R&B Legends Set for Upland Performance

R&B Hall of Famers Headline ‘Legends’ Concert at Upland’s Highlander Auditorium

Fresh from their August induction into the Rhythm and Blues Hall of Fame, R&B legends Mary Wilson of the Supremes and Eddie Holman will be among the great musicians who will fill the star-studded “Legends of R&B and Doo Wop” concert lineup at Highlander Auditorium in Upland on Saturday, Dec. 10.

Wilson, Holman, The Original Tymes and Harold Winley and The Clovers will all take to the Highlander Auditorium stage for a blockbuster trip down memory lane. Presented by

Affordable Music Productions, Legends of R&B and Doo Wop tickets may be purchased at www.affordablemusicproductions.com or by calling 1-888-718-4253.

Mary Wilson’s musical story began in the 1950s as a Detroit teen, when she and elementary school friend Florence Ballard made a pledge to remember each other if they ever joined a singing group. Years later that happened as members of The Primettes, a quartet that also included Wilson’s neighbor Diana Ross. The renamed group became a trio and changed its name to The Supremes, setting the stage for one of the most successful singing groups in recording history. “Where Did Our Love Go” reached No. 1 on the U.S. pop charts in 1964, followed by five consecutive No. 1 hits: “Baby Love,” “Come See About Me,” “Stop In the Name of Love,” and “Back in My Arms Again.” Wilson has gone on to perform on dozens of hit records, while also enjoying a career as a best-selling author, stage and screen actress and much-requested lecturer.

Vocalist extraordinaire Eddie Holman is among the most listened-to artists in the field of popular and classic R&B music.

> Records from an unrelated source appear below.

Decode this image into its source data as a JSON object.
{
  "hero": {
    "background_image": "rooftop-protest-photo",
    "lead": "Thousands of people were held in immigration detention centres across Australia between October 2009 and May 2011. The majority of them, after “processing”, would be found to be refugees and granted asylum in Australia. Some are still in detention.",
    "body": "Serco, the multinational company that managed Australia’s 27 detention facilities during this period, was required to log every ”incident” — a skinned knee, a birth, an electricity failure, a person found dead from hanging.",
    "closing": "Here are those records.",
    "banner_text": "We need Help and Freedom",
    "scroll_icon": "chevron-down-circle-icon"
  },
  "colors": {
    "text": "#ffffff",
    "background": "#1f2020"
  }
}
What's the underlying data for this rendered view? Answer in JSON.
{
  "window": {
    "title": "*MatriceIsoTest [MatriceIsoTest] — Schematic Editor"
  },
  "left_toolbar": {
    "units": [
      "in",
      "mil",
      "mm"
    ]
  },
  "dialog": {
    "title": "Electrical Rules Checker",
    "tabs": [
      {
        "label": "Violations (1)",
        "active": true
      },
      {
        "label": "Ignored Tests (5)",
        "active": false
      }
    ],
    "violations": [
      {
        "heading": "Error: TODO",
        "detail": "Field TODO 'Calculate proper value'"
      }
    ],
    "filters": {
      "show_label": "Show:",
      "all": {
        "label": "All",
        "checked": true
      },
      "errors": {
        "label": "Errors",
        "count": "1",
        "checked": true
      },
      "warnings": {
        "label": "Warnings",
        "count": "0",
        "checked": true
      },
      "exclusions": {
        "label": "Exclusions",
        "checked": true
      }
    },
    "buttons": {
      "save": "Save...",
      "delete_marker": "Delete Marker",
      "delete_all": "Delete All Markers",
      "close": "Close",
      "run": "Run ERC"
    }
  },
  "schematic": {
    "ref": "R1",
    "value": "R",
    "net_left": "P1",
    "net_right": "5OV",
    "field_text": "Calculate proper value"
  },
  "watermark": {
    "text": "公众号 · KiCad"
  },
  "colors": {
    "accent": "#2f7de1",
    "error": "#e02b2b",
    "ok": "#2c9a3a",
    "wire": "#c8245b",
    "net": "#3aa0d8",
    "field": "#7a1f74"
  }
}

His falsetto voice is on the love song “Hey There Lonely Girl” is one of the most unforgettable musical moments of the 1970s. Holman’s venture into show business began as a child and eventually blossomed during his teen years, leading him to Cheney State University, where he released the first of a caravan of hit songs. “This Can’t Be True, Girl” signaled the beginning of his prolific love ballads, followed by “Don’t Stop Now,” “This Can’t Be True” and “Since I Don’t Have You.”

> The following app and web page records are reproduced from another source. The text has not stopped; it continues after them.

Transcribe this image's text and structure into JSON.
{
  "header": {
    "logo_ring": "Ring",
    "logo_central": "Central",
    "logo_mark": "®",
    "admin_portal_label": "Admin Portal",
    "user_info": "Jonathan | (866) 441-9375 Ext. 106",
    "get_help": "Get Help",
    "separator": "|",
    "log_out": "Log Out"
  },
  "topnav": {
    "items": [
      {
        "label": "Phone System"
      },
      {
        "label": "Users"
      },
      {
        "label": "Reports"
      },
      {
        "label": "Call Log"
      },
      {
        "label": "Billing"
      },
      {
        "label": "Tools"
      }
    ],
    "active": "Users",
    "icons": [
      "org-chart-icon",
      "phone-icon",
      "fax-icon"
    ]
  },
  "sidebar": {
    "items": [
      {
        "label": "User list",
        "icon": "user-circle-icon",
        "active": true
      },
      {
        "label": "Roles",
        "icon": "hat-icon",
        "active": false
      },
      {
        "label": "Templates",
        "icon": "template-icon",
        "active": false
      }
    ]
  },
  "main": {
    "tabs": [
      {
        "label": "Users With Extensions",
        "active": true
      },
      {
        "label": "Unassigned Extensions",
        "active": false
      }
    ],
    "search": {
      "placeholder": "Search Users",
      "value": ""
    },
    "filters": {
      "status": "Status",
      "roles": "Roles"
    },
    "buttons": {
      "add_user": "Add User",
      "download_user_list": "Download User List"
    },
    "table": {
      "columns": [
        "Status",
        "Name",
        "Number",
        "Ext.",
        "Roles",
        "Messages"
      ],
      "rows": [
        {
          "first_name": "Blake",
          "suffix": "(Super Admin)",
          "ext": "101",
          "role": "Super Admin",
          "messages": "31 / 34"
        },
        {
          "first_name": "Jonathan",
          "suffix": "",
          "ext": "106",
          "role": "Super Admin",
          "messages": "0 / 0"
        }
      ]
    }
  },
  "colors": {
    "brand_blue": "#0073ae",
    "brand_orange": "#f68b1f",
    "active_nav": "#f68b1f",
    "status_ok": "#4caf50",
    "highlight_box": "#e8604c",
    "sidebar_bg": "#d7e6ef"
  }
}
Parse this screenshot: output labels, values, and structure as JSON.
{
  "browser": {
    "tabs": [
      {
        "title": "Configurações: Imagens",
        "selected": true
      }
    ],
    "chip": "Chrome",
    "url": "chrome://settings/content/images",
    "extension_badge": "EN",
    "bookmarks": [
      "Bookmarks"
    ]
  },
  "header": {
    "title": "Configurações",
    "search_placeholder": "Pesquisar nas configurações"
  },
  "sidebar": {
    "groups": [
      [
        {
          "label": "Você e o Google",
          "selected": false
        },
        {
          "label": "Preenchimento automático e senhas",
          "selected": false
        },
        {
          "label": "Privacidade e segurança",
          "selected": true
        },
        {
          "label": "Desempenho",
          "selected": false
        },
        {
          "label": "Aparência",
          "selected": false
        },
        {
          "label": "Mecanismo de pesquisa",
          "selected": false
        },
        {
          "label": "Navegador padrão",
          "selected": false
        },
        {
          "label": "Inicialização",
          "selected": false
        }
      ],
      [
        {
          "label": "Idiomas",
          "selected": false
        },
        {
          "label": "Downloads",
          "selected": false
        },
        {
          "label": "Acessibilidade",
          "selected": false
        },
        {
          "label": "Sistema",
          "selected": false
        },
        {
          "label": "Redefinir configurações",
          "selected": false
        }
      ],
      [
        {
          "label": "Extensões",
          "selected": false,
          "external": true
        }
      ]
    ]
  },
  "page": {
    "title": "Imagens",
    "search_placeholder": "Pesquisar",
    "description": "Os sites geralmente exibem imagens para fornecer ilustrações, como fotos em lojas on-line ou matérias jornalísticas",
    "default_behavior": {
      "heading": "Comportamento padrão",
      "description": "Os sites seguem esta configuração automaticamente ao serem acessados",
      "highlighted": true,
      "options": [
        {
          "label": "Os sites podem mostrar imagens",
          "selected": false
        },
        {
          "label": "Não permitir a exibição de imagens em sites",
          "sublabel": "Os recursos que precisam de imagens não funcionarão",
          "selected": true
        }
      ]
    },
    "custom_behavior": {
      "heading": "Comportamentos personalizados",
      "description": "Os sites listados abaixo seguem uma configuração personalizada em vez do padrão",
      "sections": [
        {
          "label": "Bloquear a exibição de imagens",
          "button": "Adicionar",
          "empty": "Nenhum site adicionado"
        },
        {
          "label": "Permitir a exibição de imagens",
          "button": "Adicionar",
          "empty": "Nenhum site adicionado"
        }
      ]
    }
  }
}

With a combination of vocal group styling with jump blues, gospel and swing, The Clovers were one of the earliest and most important R&B singing groups of the 1950s. Between 1950 and 1959, The Clovers had more hits than any other singing group, including three No. 1 hits on the R&B charts, four No. 2 hits and 11 other top 10 hits. “Love Potion No. 9” was the group’s biggest hit; its first No. 1 song was “Don’t You Know I Love You.” Their list of hits includes “Lovey Dovey,” “Blue Velvet,” “Devil or Angel” and “Love, Love, Love.”

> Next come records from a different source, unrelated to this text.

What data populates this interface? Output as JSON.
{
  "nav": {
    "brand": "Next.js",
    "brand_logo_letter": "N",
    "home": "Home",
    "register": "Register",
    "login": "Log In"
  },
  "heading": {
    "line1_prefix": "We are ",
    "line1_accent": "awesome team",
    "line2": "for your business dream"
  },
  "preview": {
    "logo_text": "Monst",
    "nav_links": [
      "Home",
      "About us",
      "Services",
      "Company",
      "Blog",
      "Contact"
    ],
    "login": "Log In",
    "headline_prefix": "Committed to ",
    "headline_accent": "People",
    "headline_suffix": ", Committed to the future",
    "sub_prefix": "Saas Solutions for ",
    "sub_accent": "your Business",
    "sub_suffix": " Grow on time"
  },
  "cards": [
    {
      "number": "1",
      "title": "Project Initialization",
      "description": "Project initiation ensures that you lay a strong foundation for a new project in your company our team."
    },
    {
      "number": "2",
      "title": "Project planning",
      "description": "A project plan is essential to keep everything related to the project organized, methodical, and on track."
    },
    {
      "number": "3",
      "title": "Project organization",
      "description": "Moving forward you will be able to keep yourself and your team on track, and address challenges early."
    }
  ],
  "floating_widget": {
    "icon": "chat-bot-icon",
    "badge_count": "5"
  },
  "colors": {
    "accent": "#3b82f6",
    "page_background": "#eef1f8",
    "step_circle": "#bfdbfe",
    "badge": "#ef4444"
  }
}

The Tymes’ recording of “So Much In Love,” a No. 1 Billboard hit in 1963, is considered by many to be one of the greatest pop ballads of all time. Their other most requested chart toppers include “Wonderful Wonderful,” “Somewhere,” and “Trustmaker.” Today known as “The Original Tymes,” the group was inducted into the Vocal Group Hall of Fame in 2005.

Tickets are $49, $59, $69, $79 and $89. There are no service fees and parking is free. Highlander Auditorium is located at 850 N. San Antonio Avenue (at Foothill Boulevard) in Upland.

For more information, contact Don Goethals at (951) 317-2155 or affordablemusicproductions@aol.com.